Frozen shoulder, also known as adhesive capsulitis, is a condition characterized by pain and stiffness in the shoulder joint, making it difficult to move the arm. The condition is usually caused by inflammation and thickening of the shoulder joint capsule, leading to reduced range of motion.
The symptoms of frozen shoulder include:
Pain: Pain in the shoulder that worsens with movement and can be felt in the upper arm.
Stiffness: A decrease in the ability to move the arm, accompanied by a feeling of tightness in the joint.
Limited range of motion: Difficulty lifting the arm, reaching overhead, or rotating the arm.
Treatment for Frozen Shoulder
The treatment for frozen shoulder usually involves a combination of physical therapy, pain medication, and cortisone injections. In some cases, surgery may be necessary to relieve pain and improve mobility.
Physical therapy involves exercises to stretch and strengthen the shoulder joint and surrounding muscles, increasing flexibility and reducing pain. Pain medication such as nonsteroidal anti-inflammatory drugs (NSAIDs) can also be helpful in reducing pain and swelling.
Cortisone injections can also be used to reduce pain and inflammation in the shoulder joint. The injection is delivered directly into the shoulder joint, providing fast and effective relief.
In cases where conservative treatments are not effective, surgery may be necessary to relieve pain and improve mobility. The most common surgical procedure for frozen shoulder is called arthroscopy, which involves making small incisions in the shoulder to remove any scar tissue or adhesions that may be causing the problem.

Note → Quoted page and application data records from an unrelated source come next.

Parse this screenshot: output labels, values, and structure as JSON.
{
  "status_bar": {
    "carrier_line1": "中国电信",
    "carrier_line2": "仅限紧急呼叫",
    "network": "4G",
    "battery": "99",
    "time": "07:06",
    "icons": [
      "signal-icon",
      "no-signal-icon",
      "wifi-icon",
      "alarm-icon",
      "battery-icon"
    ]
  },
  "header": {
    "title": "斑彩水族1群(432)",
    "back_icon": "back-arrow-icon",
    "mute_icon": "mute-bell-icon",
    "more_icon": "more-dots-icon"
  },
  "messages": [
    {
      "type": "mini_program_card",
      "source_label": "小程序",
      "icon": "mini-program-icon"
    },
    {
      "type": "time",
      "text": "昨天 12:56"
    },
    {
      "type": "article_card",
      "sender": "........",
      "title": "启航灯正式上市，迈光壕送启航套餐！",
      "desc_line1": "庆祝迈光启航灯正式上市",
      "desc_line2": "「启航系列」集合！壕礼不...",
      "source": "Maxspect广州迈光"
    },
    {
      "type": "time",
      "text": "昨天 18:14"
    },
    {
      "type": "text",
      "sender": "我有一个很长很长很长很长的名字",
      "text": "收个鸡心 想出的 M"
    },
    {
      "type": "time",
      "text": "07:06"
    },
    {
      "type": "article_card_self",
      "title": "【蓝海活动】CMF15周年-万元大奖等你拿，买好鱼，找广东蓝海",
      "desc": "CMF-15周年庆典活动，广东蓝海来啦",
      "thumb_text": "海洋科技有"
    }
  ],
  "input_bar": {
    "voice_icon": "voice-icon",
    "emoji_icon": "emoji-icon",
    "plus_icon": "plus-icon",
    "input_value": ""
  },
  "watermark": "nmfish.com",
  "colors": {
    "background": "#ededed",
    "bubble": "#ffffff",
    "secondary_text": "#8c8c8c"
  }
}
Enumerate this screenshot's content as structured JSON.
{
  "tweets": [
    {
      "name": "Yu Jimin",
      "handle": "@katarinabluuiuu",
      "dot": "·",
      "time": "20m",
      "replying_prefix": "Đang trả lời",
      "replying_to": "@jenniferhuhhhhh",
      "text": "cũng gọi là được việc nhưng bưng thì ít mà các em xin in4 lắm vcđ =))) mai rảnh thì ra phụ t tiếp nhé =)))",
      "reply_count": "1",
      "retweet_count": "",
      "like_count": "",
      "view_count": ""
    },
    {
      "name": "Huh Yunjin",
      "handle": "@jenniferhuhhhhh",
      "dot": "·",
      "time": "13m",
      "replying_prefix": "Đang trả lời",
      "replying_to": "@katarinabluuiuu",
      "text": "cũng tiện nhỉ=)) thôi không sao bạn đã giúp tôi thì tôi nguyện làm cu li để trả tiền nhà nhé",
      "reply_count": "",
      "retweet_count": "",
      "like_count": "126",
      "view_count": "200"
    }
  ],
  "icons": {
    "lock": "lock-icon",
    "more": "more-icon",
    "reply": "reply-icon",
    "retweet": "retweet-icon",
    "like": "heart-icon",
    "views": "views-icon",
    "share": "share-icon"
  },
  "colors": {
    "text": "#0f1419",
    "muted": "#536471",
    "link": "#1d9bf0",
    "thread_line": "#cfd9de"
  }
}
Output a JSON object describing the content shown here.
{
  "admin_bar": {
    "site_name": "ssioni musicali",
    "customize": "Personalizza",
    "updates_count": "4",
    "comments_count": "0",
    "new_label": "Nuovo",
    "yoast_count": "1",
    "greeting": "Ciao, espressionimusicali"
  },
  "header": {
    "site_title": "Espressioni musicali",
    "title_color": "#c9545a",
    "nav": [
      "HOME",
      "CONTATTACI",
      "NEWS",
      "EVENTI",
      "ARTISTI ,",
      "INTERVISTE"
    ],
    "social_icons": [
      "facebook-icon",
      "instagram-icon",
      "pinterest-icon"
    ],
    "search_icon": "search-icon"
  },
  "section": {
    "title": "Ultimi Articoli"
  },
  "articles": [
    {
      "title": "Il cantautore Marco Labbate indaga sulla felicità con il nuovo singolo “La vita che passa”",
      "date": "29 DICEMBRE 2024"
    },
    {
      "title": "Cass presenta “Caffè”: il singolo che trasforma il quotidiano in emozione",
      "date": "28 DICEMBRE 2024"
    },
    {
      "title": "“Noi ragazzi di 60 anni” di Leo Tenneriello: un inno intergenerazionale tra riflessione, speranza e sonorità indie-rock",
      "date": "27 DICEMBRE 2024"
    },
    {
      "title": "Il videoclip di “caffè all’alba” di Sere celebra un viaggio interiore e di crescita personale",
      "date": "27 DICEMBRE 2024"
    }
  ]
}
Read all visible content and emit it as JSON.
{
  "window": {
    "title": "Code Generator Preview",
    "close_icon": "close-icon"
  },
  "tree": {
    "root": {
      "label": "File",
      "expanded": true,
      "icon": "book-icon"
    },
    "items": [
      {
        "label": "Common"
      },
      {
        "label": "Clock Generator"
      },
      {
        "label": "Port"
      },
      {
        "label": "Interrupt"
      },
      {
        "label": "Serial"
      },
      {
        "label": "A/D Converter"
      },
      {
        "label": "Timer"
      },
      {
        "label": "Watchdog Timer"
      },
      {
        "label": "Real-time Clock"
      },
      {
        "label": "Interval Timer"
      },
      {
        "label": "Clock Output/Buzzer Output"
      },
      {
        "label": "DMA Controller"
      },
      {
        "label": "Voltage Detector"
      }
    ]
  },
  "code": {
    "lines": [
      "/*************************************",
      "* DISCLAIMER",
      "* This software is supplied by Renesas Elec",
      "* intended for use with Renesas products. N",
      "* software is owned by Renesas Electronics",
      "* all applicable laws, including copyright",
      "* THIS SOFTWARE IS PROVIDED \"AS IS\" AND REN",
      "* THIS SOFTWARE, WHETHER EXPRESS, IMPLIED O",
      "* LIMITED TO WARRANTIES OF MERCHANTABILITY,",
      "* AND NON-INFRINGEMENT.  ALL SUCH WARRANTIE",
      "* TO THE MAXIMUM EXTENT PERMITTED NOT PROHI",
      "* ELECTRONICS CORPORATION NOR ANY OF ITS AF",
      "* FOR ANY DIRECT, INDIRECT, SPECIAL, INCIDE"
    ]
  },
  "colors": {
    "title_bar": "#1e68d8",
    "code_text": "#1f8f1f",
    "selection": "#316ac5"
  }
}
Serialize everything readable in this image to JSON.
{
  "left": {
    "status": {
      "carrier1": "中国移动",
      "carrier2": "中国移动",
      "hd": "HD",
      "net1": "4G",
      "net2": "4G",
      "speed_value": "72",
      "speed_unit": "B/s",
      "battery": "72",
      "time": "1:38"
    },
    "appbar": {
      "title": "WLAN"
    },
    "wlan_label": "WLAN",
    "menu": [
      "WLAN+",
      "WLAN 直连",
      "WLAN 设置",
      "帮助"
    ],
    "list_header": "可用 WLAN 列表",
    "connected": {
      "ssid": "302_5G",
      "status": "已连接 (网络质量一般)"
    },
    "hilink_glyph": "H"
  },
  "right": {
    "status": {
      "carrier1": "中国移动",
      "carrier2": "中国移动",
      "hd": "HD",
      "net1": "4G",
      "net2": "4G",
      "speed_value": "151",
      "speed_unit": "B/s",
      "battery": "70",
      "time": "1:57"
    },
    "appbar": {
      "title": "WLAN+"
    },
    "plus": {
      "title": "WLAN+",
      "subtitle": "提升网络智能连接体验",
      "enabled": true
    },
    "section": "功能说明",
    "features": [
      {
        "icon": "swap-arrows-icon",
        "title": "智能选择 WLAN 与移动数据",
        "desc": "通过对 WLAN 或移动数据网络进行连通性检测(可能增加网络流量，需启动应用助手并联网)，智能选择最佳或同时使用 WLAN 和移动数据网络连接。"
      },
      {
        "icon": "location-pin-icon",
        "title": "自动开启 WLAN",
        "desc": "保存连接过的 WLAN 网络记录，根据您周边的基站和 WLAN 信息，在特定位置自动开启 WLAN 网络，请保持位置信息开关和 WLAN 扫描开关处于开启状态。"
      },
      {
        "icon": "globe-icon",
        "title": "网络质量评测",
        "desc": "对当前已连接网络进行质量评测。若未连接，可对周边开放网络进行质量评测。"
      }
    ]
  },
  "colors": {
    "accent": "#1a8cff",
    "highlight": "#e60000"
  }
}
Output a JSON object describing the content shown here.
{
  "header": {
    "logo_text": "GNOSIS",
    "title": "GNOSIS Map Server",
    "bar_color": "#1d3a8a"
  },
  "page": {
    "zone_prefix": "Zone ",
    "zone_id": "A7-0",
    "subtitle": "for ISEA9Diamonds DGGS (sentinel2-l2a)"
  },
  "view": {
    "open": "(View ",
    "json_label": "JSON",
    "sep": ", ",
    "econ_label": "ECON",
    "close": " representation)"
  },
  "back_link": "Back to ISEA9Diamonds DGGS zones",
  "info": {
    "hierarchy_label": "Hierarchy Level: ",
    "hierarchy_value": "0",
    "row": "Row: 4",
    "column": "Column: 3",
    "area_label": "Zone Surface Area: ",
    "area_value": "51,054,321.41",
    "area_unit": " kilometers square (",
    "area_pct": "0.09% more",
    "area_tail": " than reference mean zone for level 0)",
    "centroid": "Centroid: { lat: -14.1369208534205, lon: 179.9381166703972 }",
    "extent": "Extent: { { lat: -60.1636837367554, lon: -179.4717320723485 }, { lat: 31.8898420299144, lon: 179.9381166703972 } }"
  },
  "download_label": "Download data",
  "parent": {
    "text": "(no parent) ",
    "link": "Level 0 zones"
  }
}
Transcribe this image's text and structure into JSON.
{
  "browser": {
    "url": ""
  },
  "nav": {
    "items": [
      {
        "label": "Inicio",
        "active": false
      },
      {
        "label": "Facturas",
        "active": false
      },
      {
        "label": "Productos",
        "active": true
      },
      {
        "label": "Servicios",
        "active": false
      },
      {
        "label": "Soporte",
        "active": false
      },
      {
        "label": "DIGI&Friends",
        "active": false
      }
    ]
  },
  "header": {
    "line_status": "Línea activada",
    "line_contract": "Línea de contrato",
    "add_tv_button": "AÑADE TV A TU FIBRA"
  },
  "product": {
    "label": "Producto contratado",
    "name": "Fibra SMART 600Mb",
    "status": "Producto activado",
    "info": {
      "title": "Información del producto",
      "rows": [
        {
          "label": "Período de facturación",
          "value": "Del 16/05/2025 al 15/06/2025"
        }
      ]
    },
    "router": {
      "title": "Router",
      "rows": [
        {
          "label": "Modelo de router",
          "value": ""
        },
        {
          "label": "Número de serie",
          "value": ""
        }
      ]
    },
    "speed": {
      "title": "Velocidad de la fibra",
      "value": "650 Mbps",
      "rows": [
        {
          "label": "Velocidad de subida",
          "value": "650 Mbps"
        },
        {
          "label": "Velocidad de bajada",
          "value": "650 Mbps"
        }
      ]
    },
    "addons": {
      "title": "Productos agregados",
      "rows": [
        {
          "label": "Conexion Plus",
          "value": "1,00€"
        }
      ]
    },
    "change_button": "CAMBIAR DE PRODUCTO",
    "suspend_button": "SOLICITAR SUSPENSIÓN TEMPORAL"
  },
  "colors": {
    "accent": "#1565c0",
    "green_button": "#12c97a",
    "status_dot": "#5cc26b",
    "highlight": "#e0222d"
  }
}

Frozen shoulder can be a debilitating condition, but with the right treatment, it is possible to relieve pain and improve mobility. If you are experiencing symptoms of frozen shoulder, it is important to seek medical attention so that a proper diagnosis can be made and an effective treatment plan can be put into place.